Persall, John (DNB00)
|←Perryn, Richard||Dictionary of National Biography, 1885-1900, Volume 45
PERSALL, alias Harcourt, JOHN (1633–1702), jesuit, born in Staffordshire in 1633, of an ancient catholic family, made his humanity studies in the college of the English jesuits at St. Omer. He entered the Society of Jesus at Watten on 7 Sept. 1653, under the name of John Harcourt, and was professed of the four vows on 2 Feb. 1670–1. About 1668 he had been appointed professor of philosophy at Liège, and from 1672 to 1679 he was professor of theology there, appearing from that time under his real name of Persall. In 1683–5 he was a missioner in the Hampshire district. He was appointed one of the preachers in ordinary to James II, and resided in the jesuit college which was opened in the Savoy, London, on 24 May 1687. Upon the breaking out of the revolution in December 1688 he effected his escape to the continent. In 1694 he was declared rector of the college at Liège. He was appointed vice-provincial of England in 1696, and in that capacity attended the fourteenth general congregation of the society held at Rome in the same year.

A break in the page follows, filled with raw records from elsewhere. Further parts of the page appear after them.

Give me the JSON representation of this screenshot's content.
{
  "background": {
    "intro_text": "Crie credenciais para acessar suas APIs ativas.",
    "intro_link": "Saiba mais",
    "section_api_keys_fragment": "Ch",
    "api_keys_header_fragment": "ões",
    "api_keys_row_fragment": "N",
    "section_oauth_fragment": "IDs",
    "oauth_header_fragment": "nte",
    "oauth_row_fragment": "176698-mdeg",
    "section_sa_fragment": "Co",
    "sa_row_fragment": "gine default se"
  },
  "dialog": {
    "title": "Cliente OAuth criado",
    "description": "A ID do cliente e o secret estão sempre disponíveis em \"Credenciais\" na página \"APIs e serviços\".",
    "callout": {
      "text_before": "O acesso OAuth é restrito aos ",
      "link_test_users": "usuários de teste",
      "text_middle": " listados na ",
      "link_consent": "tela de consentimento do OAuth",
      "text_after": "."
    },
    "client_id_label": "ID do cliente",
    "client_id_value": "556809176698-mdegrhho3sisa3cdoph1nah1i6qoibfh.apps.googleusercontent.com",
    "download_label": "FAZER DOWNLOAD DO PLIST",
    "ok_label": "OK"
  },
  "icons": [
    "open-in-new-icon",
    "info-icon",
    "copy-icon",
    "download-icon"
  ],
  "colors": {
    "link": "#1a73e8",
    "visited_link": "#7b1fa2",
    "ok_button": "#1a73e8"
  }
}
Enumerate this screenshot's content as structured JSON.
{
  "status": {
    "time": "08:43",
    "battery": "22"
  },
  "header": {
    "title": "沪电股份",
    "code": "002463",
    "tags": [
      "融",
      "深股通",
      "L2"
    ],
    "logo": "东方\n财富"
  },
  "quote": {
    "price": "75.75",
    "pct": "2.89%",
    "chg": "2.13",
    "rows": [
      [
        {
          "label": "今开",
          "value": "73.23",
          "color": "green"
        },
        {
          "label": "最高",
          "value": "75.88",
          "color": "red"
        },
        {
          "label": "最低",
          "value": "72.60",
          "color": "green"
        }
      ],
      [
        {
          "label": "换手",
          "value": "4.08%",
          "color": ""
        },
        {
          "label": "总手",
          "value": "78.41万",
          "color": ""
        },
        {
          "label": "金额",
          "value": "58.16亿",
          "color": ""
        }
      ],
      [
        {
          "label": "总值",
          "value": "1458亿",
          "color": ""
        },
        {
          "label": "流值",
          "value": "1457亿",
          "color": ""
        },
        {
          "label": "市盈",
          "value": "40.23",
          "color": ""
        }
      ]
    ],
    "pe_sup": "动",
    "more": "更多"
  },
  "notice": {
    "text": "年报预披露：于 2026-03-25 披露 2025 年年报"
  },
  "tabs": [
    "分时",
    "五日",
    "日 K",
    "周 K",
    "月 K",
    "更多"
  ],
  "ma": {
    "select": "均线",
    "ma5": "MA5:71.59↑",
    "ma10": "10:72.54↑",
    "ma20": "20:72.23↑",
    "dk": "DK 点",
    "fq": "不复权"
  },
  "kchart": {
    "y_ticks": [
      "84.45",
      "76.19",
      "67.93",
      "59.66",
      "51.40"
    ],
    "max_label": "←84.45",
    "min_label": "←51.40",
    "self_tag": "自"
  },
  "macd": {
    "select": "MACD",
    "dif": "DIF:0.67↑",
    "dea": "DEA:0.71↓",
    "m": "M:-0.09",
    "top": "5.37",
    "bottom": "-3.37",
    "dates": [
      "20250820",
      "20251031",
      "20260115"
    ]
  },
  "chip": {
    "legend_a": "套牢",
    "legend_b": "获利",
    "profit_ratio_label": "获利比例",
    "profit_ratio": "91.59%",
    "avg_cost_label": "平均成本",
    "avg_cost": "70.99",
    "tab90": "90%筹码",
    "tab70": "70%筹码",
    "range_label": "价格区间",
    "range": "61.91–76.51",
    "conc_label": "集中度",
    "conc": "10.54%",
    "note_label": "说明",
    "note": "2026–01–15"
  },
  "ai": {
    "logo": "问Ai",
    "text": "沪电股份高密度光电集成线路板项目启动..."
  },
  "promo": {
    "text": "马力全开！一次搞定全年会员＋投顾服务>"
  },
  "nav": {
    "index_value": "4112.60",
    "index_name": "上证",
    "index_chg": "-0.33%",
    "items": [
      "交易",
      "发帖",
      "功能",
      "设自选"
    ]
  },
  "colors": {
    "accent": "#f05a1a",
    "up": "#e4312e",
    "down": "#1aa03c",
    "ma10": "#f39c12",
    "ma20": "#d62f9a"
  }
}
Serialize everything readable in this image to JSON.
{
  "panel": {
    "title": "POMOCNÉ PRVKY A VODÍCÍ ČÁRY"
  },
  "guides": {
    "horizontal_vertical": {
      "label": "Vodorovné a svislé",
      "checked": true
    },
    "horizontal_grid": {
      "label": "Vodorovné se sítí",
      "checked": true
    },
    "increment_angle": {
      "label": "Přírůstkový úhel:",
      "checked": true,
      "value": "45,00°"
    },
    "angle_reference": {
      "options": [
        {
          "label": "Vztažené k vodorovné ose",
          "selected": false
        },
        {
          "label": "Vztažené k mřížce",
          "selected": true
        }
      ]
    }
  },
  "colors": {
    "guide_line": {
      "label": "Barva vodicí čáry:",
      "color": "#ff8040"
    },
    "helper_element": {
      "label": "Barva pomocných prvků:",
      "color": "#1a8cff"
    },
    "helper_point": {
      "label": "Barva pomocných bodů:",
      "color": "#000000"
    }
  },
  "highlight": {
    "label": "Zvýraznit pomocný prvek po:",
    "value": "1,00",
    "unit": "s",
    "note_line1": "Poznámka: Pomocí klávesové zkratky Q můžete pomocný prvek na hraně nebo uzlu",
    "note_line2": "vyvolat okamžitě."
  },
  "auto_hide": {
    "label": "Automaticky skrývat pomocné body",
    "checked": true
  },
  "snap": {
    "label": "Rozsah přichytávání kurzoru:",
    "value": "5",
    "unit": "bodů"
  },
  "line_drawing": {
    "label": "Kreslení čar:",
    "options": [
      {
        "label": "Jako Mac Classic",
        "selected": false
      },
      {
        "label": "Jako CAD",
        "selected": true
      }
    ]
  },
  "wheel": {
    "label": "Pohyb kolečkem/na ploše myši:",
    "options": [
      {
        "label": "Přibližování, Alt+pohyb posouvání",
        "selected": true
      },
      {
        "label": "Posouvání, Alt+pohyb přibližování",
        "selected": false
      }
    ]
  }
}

In 1701 he was a missioner in the London district, where probably he died on 9 Sept. 1702.
Two sermons by him, preached before James II and his queen, and printed separately in London in 1686, are reprinted in ‘A Select Collection of Catholick Sermons preached before King James II,’ &c., 2 vols., London, 1741, 8vo.[Dodd's Church Hist. iii. 494; Foley's Records, v. 300, vii. 588; Jones's Popery Tracts, p. 455; Oliver's Jesuit Collections, p. 157.]